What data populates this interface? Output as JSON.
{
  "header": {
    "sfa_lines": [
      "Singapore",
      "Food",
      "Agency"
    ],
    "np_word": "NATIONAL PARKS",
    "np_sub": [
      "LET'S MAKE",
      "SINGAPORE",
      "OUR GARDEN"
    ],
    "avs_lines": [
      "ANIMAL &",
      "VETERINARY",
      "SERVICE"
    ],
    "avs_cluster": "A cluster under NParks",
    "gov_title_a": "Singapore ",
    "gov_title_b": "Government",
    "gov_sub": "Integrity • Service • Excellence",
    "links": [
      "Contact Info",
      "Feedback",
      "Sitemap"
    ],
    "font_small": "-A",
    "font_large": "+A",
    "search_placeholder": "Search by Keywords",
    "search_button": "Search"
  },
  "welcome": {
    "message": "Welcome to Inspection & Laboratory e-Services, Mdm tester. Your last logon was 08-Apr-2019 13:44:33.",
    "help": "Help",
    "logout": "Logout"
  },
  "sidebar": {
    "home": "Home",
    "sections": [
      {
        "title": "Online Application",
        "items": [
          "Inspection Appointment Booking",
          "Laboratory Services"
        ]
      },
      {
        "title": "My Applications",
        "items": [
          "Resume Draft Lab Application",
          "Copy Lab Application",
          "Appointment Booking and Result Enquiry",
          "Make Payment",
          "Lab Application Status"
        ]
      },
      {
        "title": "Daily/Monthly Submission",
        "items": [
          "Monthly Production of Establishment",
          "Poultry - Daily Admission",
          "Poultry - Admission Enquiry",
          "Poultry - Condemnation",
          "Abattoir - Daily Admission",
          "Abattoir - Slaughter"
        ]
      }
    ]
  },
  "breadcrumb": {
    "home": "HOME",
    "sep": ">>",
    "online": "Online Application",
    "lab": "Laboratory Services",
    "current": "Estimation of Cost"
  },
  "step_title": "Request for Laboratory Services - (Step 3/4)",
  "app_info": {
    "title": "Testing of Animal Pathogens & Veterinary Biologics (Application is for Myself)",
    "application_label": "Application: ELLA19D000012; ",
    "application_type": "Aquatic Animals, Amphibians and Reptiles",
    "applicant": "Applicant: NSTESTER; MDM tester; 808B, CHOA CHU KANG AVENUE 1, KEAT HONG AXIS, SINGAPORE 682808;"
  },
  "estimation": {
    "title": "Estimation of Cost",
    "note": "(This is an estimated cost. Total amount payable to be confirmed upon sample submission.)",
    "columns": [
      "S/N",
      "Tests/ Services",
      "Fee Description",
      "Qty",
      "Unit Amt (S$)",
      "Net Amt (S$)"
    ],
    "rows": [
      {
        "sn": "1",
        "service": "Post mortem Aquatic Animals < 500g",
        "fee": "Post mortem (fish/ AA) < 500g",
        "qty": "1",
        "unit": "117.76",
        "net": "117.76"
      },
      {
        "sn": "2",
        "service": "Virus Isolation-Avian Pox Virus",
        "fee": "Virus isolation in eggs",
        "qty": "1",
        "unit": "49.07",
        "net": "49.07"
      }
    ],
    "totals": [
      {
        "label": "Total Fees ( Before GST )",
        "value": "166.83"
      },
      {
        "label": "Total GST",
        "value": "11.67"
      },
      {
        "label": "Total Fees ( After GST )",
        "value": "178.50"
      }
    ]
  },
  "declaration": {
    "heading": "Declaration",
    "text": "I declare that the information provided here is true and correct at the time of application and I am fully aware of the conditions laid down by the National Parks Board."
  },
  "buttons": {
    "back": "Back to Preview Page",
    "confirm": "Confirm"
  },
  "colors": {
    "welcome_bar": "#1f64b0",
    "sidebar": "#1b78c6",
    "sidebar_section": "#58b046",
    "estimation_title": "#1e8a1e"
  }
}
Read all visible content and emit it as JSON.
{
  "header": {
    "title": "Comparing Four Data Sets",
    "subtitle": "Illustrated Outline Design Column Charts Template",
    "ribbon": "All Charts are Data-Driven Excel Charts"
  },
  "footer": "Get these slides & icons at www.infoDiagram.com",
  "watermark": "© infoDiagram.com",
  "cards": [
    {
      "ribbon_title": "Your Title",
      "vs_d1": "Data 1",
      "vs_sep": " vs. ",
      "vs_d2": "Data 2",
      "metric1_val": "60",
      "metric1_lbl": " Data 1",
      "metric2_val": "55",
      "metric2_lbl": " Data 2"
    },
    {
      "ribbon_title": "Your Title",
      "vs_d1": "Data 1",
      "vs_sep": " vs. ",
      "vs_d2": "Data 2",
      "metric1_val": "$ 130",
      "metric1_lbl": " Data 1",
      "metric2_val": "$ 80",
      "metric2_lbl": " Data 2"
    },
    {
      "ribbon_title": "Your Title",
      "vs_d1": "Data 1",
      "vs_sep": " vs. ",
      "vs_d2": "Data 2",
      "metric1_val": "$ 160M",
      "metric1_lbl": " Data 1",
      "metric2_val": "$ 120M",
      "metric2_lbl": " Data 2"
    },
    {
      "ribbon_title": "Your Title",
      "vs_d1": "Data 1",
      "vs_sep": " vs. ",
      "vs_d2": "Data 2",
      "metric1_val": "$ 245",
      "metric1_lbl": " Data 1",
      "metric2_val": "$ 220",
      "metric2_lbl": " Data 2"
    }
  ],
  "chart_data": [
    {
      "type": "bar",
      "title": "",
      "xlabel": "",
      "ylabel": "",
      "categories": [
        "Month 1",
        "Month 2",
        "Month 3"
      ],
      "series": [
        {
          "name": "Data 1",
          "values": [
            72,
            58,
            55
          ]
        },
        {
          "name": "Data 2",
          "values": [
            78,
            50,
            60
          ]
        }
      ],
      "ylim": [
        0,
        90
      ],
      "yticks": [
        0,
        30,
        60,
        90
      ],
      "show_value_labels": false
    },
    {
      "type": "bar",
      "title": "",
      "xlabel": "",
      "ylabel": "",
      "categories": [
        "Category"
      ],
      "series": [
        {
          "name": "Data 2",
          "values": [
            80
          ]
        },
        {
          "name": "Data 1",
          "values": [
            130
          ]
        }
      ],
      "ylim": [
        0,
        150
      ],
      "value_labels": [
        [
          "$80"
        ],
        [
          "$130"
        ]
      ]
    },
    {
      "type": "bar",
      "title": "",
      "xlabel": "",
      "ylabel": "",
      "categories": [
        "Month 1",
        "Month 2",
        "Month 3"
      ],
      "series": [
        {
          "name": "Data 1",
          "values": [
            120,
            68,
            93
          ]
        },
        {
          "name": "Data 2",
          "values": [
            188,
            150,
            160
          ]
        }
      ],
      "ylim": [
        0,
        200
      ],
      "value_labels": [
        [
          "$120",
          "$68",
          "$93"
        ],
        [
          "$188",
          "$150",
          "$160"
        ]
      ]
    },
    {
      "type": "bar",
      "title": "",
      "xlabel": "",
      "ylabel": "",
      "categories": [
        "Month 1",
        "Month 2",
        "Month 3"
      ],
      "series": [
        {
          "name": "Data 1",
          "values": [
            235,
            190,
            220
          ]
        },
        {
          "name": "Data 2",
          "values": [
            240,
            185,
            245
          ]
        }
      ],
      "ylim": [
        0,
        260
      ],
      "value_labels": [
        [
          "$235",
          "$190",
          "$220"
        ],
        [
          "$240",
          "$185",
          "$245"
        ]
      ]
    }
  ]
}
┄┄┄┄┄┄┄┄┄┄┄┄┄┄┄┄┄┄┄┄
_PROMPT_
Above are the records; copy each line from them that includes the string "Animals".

_RESPONSE TO THE TASK_
    "application_type": "Aquatic Animals, Amphibians and Reptiles",
        "service": "Post mortem Aquatic Animals < 500g",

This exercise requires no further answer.